Well, it turned out the company was probably too early to the market--and while that gave them a lot of time to create the best technology, customer traction wasn't happening nearly as fast as we were spending money on AWS.
Fundraising for the Series A looked like it was going to be difficult--and that's when Rich Levendov from Avalon Ventures stepped in. He met Rob at a conference, took a liking to him and saw the same vision on where the space was going. He took a long term view and jumped in with a check. He was also there for the company in a big way during what would have otherwise been some bleak follow on rounds. I thank Rich and his team, as well as David Orfao from GC for their support of my good friend long after I left First Round.
I'm excited for the company's next steps. In his note to users, Rob talked of a good future for their combined effort:
"In most acquisitions, technology gets neglected, falls behind, or worse, gets shut down. None of that will happen here. Datto is an R&D company at heart, and the plan is to double the size of the Backupify engineering team, and accelerate our vision of supporting all your cloud apps. We are working toward a joint vision of building the world’s only comprehensive data protection platform, to protect all of your business data, no matter where it lives, and available in seconds when things go awry, to keep your business running."
I'm proud of the whole team at Backupify and have been really impressed with Rob's ability to grow and learn as an entrepreneur over time.
Plus, I'm glad he sold now, so maybe he can jump in as an investor in my next fund just like Wiley Cerilli did after he sold Singleplatform.
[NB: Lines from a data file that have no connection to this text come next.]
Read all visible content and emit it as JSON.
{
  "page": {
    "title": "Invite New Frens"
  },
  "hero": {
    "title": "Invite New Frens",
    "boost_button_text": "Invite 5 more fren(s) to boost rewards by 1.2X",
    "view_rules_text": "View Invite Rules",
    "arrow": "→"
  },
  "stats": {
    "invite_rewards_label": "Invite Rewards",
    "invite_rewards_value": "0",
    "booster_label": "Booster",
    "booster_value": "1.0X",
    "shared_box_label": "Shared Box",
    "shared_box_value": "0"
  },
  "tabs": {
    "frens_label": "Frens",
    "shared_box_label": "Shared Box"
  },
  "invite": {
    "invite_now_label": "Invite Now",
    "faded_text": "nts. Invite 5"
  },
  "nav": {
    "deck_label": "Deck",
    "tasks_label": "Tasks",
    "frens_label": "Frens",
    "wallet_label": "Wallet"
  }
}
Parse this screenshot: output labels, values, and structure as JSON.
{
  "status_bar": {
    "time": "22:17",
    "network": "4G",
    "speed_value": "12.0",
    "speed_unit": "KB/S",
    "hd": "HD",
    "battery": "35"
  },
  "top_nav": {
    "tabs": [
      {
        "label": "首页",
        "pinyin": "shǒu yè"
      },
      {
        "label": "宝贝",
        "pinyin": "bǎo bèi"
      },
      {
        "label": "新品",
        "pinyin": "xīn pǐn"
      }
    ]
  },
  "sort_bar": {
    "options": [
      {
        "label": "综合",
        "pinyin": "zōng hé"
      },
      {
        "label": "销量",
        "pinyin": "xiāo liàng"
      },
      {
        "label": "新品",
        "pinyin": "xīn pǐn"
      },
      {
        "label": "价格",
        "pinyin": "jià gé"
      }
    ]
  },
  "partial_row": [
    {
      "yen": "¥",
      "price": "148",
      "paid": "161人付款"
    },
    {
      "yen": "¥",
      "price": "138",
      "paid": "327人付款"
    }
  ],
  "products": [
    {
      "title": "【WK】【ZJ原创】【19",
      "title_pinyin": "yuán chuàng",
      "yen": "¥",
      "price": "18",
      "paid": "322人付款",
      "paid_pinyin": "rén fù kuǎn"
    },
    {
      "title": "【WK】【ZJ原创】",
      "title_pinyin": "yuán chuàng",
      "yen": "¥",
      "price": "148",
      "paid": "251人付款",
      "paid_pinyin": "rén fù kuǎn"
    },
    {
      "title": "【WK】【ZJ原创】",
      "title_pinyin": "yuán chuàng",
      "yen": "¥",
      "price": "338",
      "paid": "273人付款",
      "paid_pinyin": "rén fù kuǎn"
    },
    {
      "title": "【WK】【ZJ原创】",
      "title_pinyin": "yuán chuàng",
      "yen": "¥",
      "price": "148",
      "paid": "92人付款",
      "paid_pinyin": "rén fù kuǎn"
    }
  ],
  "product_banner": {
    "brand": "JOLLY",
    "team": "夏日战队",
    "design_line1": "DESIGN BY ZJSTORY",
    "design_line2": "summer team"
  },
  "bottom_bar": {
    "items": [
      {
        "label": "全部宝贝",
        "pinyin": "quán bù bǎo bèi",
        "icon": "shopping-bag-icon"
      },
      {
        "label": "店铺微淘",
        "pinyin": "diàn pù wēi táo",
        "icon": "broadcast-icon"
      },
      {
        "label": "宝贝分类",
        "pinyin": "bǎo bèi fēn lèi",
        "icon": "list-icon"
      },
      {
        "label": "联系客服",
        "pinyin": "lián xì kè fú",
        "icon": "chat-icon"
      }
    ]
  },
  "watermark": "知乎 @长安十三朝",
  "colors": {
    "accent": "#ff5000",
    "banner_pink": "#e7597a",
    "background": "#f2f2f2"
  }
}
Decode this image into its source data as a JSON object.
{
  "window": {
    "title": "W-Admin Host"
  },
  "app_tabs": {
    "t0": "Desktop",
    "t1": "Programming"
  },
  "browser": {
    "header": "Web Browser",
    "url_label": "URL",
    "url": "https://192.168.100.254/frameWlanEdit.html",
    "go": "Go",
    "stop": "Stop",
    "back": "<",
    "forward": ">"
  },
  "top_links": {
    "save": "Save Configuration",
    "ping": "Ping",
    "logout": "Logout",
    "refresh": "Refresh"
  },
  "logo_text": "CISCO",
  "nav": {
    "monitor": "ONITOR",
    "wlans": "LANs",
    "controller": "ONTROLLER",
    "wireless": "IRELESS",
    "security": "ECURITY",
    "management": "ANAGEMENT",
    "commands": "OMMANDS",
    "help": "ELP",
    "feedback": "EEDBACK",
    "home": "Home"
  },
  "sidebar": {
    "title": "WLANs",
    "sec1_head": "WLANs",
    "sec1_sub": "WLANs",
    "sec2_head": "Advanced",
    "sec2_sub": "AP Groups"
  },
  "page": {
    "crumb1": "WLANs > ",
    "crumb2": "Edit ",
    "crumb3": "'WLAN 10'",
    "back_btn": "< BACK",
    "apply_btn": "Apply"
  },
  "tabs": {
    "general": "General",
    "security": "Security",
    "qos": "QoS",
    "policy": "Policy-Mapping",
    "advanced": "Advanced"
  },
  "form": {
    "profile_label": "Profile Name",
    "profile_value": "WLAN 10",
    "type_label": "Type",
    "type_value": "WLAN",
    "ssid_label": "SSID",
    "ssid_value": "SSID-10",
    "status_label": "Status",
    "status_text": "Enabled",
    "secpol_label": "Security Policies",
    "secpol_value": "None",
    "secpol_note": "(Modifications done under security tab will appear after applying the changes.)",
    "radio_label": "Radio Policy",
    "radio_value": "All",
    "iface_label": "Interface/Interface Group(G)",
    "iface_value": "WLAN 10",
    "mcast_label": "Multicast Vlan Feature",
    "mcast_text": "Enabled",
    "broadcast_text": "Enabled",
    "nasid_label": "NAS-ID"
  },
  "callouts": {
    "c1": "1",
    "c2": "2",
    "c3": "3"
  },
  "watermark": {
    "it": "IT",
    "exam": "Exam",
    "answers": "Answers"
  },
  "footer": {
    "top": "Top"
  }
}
Maybe I should be writing that into my term sheets from now on: "If this crazy thing works, you have to invest in the next fund after you exit."